“‘Hara hachi bu’ -the Okinawan, 2500-year old Confucian mantra said before meals reminds them to stop eating when their stomachs are 80% full. The 20% gap between not being hungry and feeling full could be the difference between losing weight or gaining it. People in the blue zones eat their smallest meal in the late afternoon or early evening and then they don’t eat any more the rest of the day.”
#5. Plant Slant
“Beans, including fava, black, soy and lentils, are the cornerstone of most centenarian diets. Meat–mostly pork–is eaten on average only five times per month. Serving sizes are 3-4 oz., about the size of a deck of cards.”
#6. Wine @ 5
“People in all blue zones (except Adventists) drink alcohol moderately and regularly. Moderate drinkers outlive non-drinkers. The trick is to drink 1-2 glasses per day (preferably Sardinian Cannonau wine), with friends and/or with food. And no, you can’t save up all week and have 14 drinks on Saturday.

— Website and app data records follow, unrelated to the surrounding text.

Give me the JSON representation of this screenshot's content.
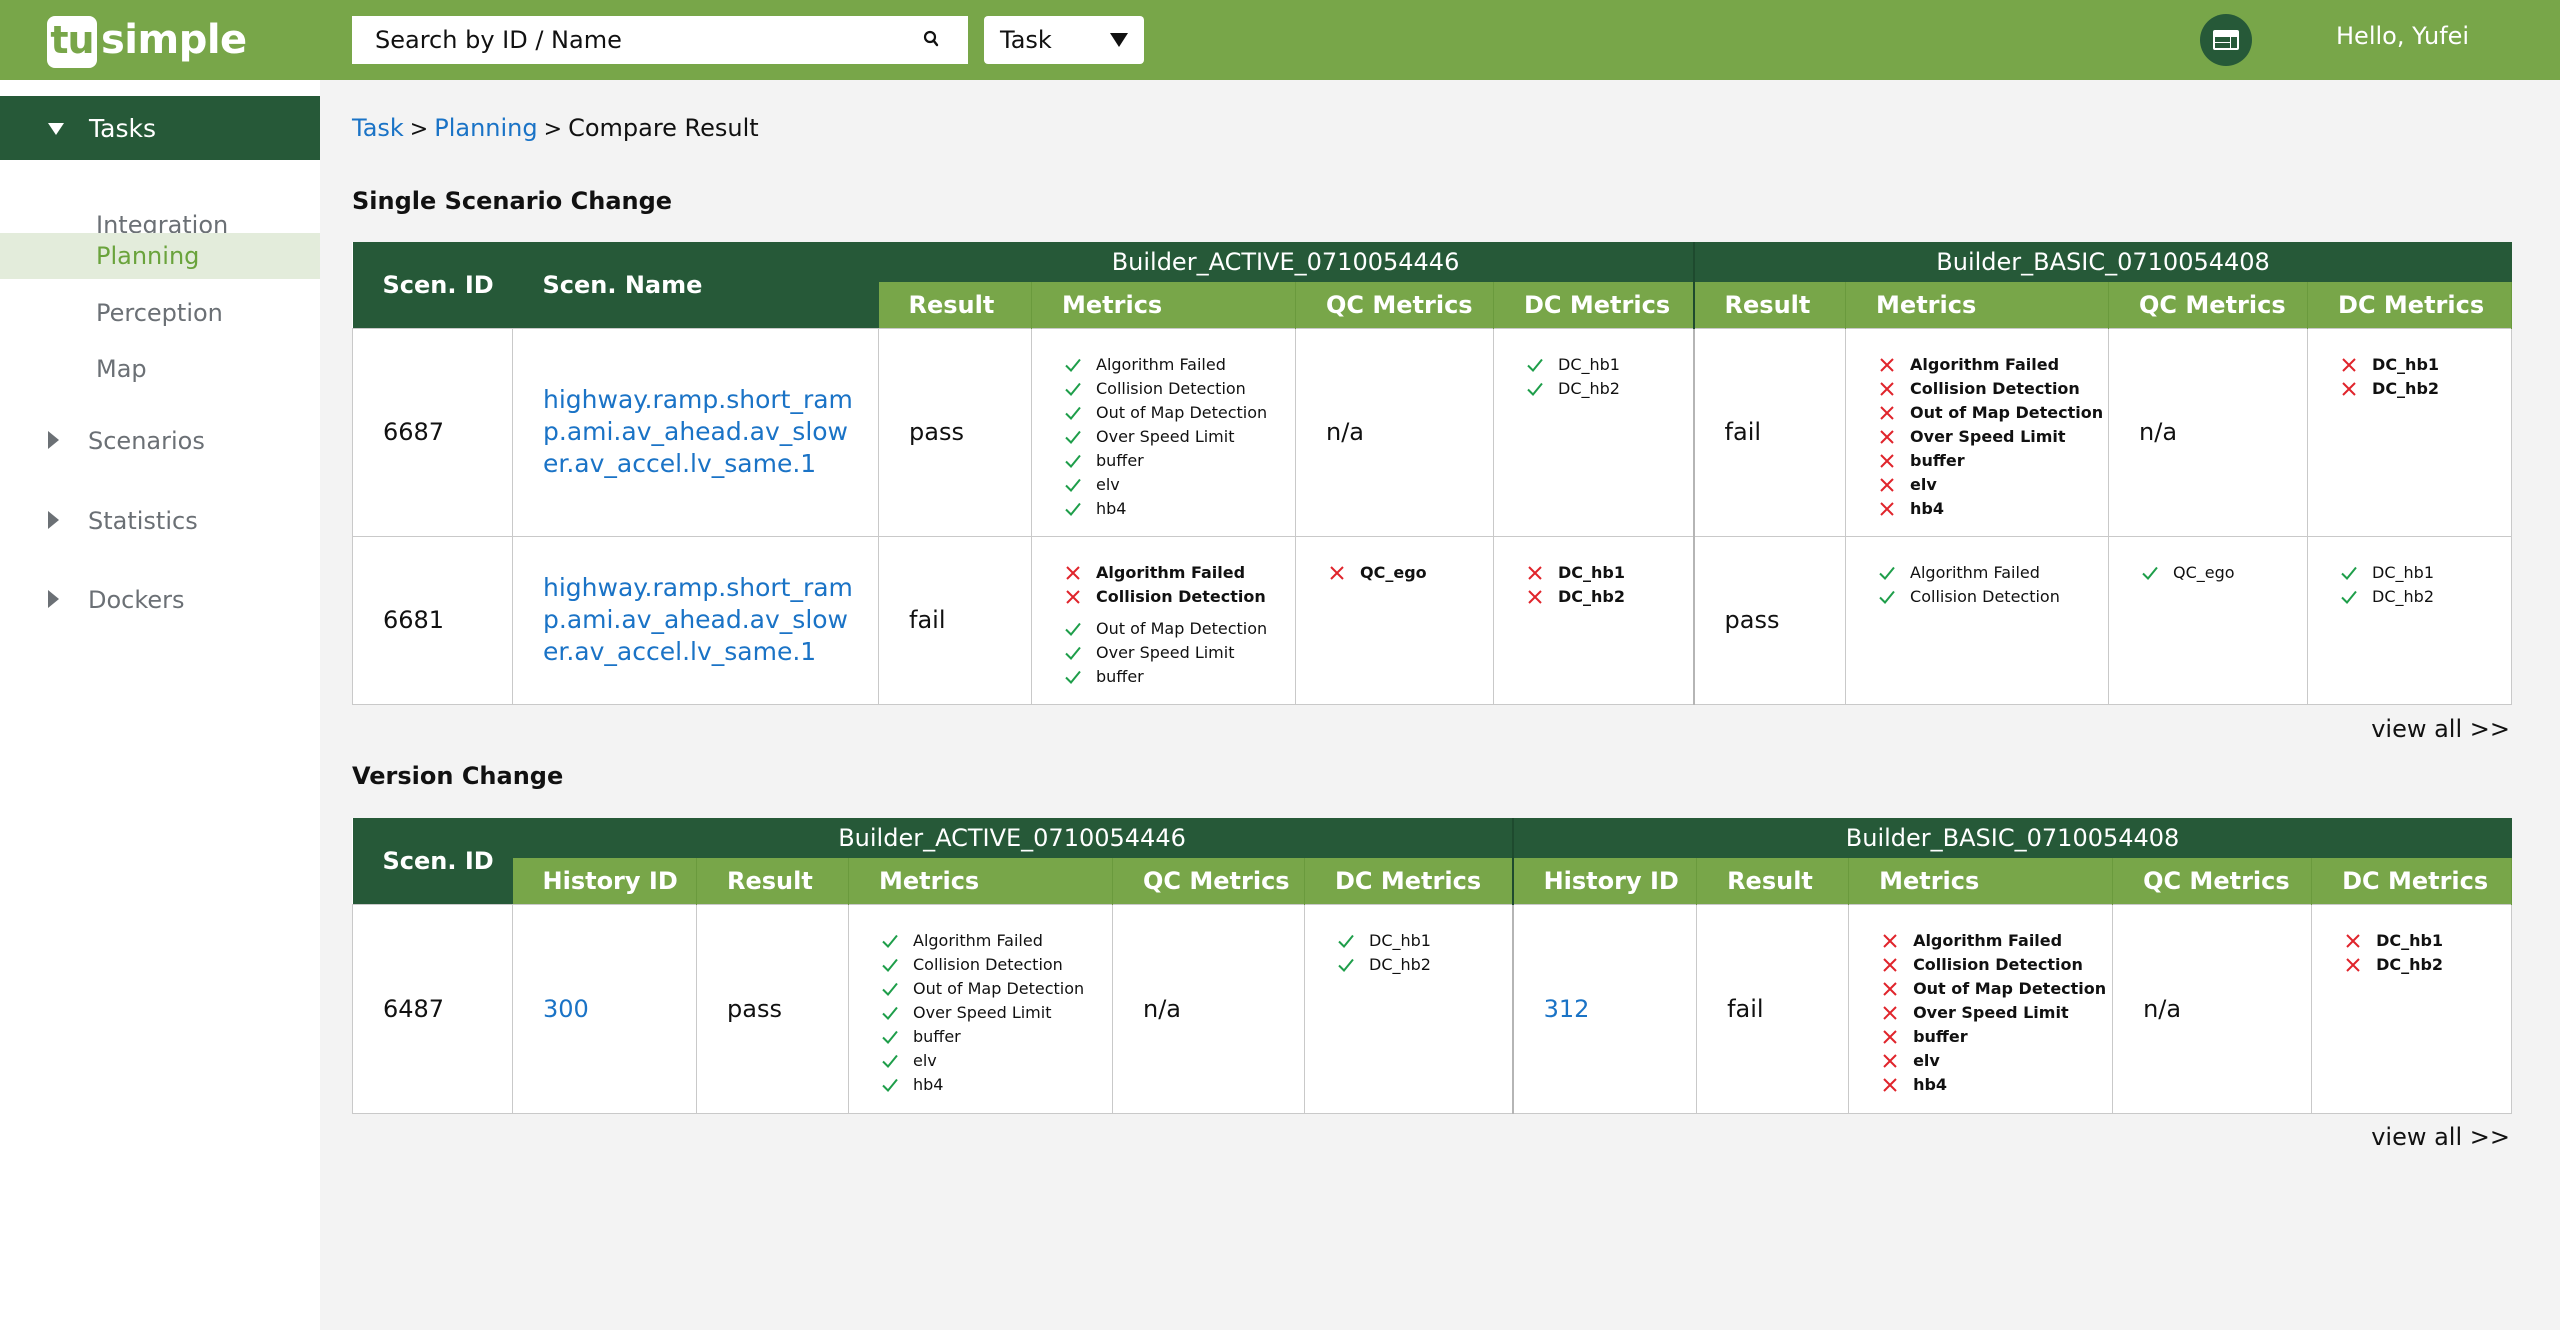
{
  "header": {
    "logo_box_text": "tu",
    "logo_word": "simple",
    "search_placeholder": "Search by ID / Name",
    "select_value": "Task",
    "greeting": "Hello, Yufei",
    "brand_color": "#78a649",
    "dark_color": "#265938"
  },
  "sidebar": {
    "expanded_group": "Tasks",
    "sub_items": [
      "Integration",
      "Planning",
      "Perception",
      "Map"
    ],
    "active_sub_item": "Planning",
    "collapsed_groups": [
      "Scenarios",
      "Statistics",
      "Dockers"
    ]
  },
  "breadcrumb": {
    "items": [
      "Task",
      "Planning",
      "Compare Result"
    ],
    "separator": ">"
  },
  "single_scenario": {
    "title": "Single Scenario Change",
    "headers": {
      "scen_id": "Scen. ID",
      "scen_name": "Scen. Name",
      "result": "Result",
      "metrics": "Metrics",
      "qc_metrics": "QC Metrics",
      "dc_metrics": "DC Metrics"
    },
    "builders": [
      "Builder_ACTIVE_0710054446",
      "Builder_BASIC_0710054408"
    ],
    "rows": [
      {
        "scen_id": "6687",
        "scen_name": "highway.ramp.short_ramp.ami.av_ahead.av_slower.av_accel.lv_same.1",
        "builds": [
          {
            "result": "pass",
            "metrics": [
              {
                "name": "Algorithm Failed",
                "status": "pass"
              },
              {
                "name": "Collision Detection",
                "status": "pass"
              },
              {
                "name": "Out of Map Detection",
                "status": "pass"
              },
              {
                "name": "Over Speed Limit",
                "status": "pass"
              },
              {
                "name": "buffer",
                "status": "pass"
              },
              {
                "name": "elv",
                "status": "pass"
              },
              {
                "name": "hb4",
                "status": "pass"
              }
            ],
            "qc_metrics_text": "n/a",
            "qc_metrics": [],
            "dc_metrics": [
              {
                "name": "DC_hb1",
                "status": "pass"
              },
              {
                "name": "DC_hb2",
                "status": "pass"
              }
            ]
          },
          {
            "result": "fail",
            "metrics": [
              {
                "name": "Algorithm Failed",
                "status": "fail"
              },
              {
                "name": "Collision Detection",
                "status": "fail"
              },
              {
                "name": "Out of Map Detection",
                "status": "fail"
              },
              {
                "name": "Over Speed Limit",
                "status": "fail"
              },
              {
                "name": "buffer",
                "status": "fail"
              },
              {
                "name": "elv",
                "status": "fail"
              },
              {
                "name": "hb4",
                "status": "fail"
              }
            ],
            "qc_metrics_text": "n/a",
            "qc_metrics": [],
            "dc_metrics": [
              {
                "name": "DC_hb1",
                "status": "fail"
              },
              {
                "name": "DC_hb2",
                "status": "fail"
              }
            ]
          }
        ]
      },
      {
        "scen_id": "6681",
        "scen_name": "highway.ramp.short_ramp.ami.av_ahead.av_slower.av_accel.lv_same.1",
        "builds": [
          {
            "result": "fail",
            "metrics": [
              {
                "name": "Algorithm Failed",
                "status": "fail"
              },
              {
                "name": "Collision Detection",
                "status": "fail"
              },
              {
                "name": "Out of Map Detection",
                "status": "pass"
              },
              {
                "name": "Over Speed Limit",
                "status": "pass"
              },
              {
                "name": "buffer",
                "status": "pass"
              }
            ],
            "qc_metrics_text": "",
            "qc_metrics": [
              {
                "name": "QC_ego",
                "status": "fail"
              }
            ],
            "dc_metrics": [
              {
                "name": "DC_hb1",
                "status": "fail"
              },
              {
                "name": "DC_hb2",
                "status": "fail"
              }
            ]
          },
          {
            "result": "pass",
            "metrics": [
              {
                "name": "Algorithm Failed",
                "status": "pass"
              },
              {
                "name": "Collision Detection",
                "status": "pass"
              }
            ],
            "qc_metrics_text": "",
            "qc_metrics": [
              {
                "name": "QC_ego",
                "status": "pass"
              }
            ],
            "dc_metrics": [
              {
                "name": "DC_hb1",
                "status": "pass"
              },
              {
                "name": "DC_hb2",
                "status": "pass"
              }
            ]
          }
        ]
      }
    ],
    "view_all": "view all >>"
  },
  "version_change": {
    "title": "Version Change",
    "headers": {
      "scen_id": "Scen. ID",
      "history_id": "History ID",
      "result": "Result",
      "metrics": "Metrics",
      "qc_metrics": "QC Metrics",
      "dc_metrics": "DC Metrics"
    },
    "builders": [
      "Builder_ACTIVE_0710054446",
      "Builder_BASIC_0710054408"
    ],
    "rows": [
      {
        "scen_id": "6487",
        "builds": [
          {
            "history_id": "300",
            "result": "pass",
            "metrics": [
              {
                "name": "Algorithm Failed",
                "status": "pass"
              },
              {
                "name": "Collision Detection",
                "status": "pass"
              },
              {
                "name": "Out of Map Detection",
                "status": "pass"
              },
              {
                "name": "Over Speed Limit",
                "status": "pass"
              },
              {
                "name": "buffer",
                "status": "pass"
              },
              {
                "name": "elv",
                "status": "pass"
              },
              {
                "name": "hb4",
                "status": "pass"
              }
            ],
            "qc_metrics_text": "n/a",
            "qc_metrics": [],
            "dc_metrics": [
              {
                "name": "DC_hb1",
                "status": "pass"
              },
              {
                "name": "DC_hb2",
                "status": "pass"
              }
            ]
          },
          {
            "history_id": "312",
            "result": "fail",
            "metrics": [
              {
                "name": "Algorithm Failed",
                "status": "fail"
              },
              {
                "name": "Collision Detection",
                "status": "fail"
              },
              {
                "name": "Out of Map Detection",
                "status": "fail"
              },
              {
                "name": "Over Speed Limit",
                "status": "fail"
              },
              {
                "name": "buffer",
                "status": "fail"
              },
              {
                "name": "elv",
                "status": "fail"
              },
              {
                "name": "hb4",
                "status": "fail"
              }
            ],
            "qc_metrics_text": "n/a",
            "qc_metrics": [],
            "dc_metrics": [
              {
                "name": "DC_hb1",
                "status": "fail"
              },
              {
                "name": "DC_hb2",
                "status": "fail"
              }
            ]
          }
        ]
      }
    ],
    "view_all": "view all >>"
  },
  "status_colors": {
    "pass": "#1e9e4a",
    "fail": "#e0242b",
    "link": "#1a73c6"
  }
}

All but five of the 263 centenarians we interviewed belonged to some faith-based community. Denomination doesn’t seem to matter. Research shows that attending faith-based services four times per month will add 4-14 years of life expectancy.
That’s #7; there are 2 lessons to go and some discussion of each.

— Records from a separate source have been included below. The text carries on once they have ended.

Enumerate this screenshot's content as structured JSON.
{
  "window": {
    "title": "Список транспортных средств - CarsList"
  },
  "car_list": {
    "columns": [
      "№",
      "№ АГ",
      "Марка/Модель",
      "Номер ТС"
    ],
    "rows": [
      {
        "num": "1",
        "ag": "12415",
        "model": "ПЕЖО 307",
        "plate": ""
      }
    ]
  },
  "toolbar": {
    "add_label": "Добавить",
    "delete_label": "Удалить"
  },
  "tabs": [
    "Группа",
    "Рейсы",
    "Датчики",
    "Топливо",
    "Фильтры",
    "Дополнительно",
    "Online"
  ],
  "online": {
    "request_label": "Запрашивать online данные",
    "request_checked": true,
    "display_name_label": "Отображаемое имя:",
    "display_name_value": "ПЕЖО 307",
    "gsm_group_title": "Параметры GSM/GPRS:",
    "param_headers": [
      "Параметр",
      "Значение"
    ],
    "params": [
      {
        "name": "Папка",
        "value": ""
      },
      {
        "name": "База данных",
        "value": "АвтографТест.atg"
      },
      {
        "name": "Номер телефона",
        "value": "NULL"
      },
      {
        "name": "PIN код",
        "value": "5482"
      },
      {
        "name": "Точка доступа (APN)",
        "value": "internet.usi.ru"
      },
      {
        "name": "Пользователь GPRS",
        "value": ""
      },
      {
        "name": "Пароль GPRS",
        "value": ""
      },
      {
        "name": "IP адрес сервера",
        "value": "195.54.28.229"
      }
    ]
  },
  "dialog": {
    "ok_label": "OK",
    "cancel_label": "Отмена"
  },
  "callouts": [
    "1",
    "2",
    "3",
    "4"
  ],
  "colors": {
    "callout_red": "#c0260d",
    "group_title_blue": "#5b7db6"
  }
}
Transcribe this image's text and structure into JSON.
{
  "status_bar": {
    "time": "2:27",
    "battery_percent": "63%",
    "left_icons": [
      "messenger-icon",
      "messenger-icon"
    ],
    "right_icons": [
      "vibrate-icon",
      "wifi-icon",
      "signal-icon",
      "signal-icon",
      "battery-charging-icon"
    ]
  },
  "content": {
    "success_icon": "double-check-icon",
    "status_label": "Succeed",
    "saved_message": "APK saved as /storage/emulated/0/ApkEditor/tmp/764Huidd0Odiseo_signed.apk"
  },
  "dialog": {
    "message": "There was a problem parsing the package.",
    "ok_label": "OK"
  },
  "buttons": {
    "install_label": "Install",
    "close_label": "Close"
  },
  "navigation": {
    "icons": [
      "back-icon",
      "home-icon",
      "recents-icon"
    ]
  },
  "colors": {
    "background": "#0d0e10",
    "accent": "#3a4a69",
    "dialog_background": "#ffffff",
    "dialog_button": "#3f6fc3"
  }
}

There are 2 secrets to a successful exercise and fitness plan. The first secret is in the doing. No matter your mood you must get off the couch and get active. The second secret is in your food consumption. That’s it, mood and food. You and I have an exercise and workout plan. Mine has me walking, swimming, weight training, and bike riding on alternating days. I am including some type of High-intensity interval training (HIIT) in each workout. Your plan should include activities you enjoy, mixed with some activities that are needed to maintain your health and fitness. On the days that you don’t feel the motivation to get up and move, remember that mood follows activity, not the other way around.

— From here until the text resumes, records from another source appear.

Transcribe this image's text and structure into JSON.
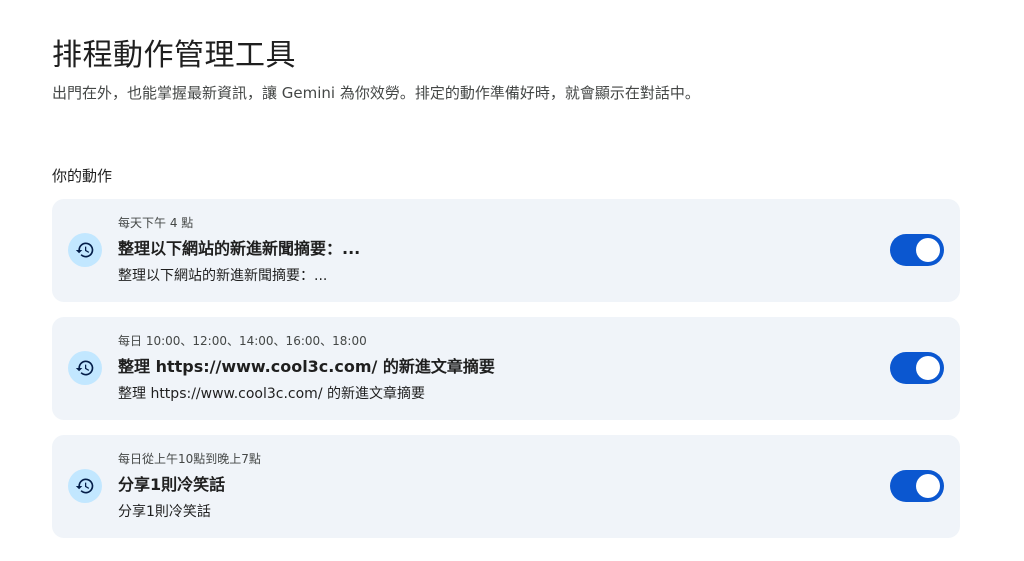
{
  "header": {
    "title": "排程動作管理工具",
    "subtitle": "出門在外，也能掌握最新資訊，讓 Gemini 為你效勞。排定的動作準備好時，就會顯示在對話中。"
  },
  "section": {
    "title": "你的動作"
  },
  "actions": [
    {
      "icon": "schedule-history-icon",
      "schedule": "每天下午 4 點",
      "title": "整理以下網站的新進新聞摘要：...",
      "description": "整理以下網站的新進新聞摘要：...",
      "enabled": true
    },
    {
      "icon": "schedule-history-icon",
      "schedule": "每日 10:00、12:00、14:00、16:00、18:00",
      "title": "整理 https://www.cool3c.com/ 的新進文章摘要",
      "description": "整理 https://www.cool3c.com/ 的新進文章摘要",
      "enabled": true
    },
    {
      "icon": "schedule-history-icon",
      "schedule": "每日從上午10點到晚上7點",
      "title": "分享1則冷笑話",
      "description": "分享1則冷笑話",
      "enabled": true
    }
  ],
  "colors": {
    "card_bg": "#f0f4f9",
    "icon_bg": "#c2e7ff",
    "icon_fg": "#041e49",
    "toggle_on": "#0b57d0"
  }
}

If I was forced to choose which is more important between diet or exercise, the answer is diet. I don’t mean a diet like, “I can’t eat that, I’m on a diet”. I mean a diet like a food plan for nutrition. A cow’s diet is primarily grass. A lion’s diet primarily meat. God’s creatures have a primary diet and secondary diet of items they eat as needed or as available. My diet has changed over time as I changed. My diet is now more plant based. I am not vegetarian or vegan, but it is “plant rich” as Dr. Mark Hyman of the Cleveland Clinic would say. I try to make 20% to 30% of my plate meat with the balance being vegetables and grain. There are plenty of debates about the best diet plan. Here are my starter rules.
Coach Brown’s Fitness Triangle Diet
Eat Fruits or Vegetables with any meal or snack.
Eat Clean Whole Foods.
Eat Organic, in season, local when possible.
Eat Less Meat: grass-fed, free range, wild caught when possible.
Use Olive Oil or Coconut oil
Do keep to a calorie count appropriate for your goal.
Ask yourself: is this product God made or man made? Pick God.
No Fast Food.
No Soda, diet or other.
No or limited Processed Foods.
Limit Starches, breads, and wheat based products.
Watch out for Sugar, Nitrates, Sodium, High fructose corn syrup.
Watch out for any product with more than 5 ingredients or ones that have ingredients with a really long name.
How to get started
Recently I found a simple and easy way to rebuild my diet. I needed to refresh what I was doing because the Pandemic quarantine has changed my life patterns. I am cooking more for the family and my son’s needs are different from mine. I started to gain weight. Dr. David Katz and a team of nutritionists not backed by big industrial food, has designed software to help. The free website helped pick a diet program and build a sample meal plan for me including a shopping list www.dietid.com.
Dr. Katz also has another website of importance called True Health Initiative https://www.truehealthinitiative.org/ where many health and food rumors and sales pitches are debunked. I recommend that you check out both of these sites.
The quote for this post is from Michael Pollan: Eat food, not too much, mostly plants.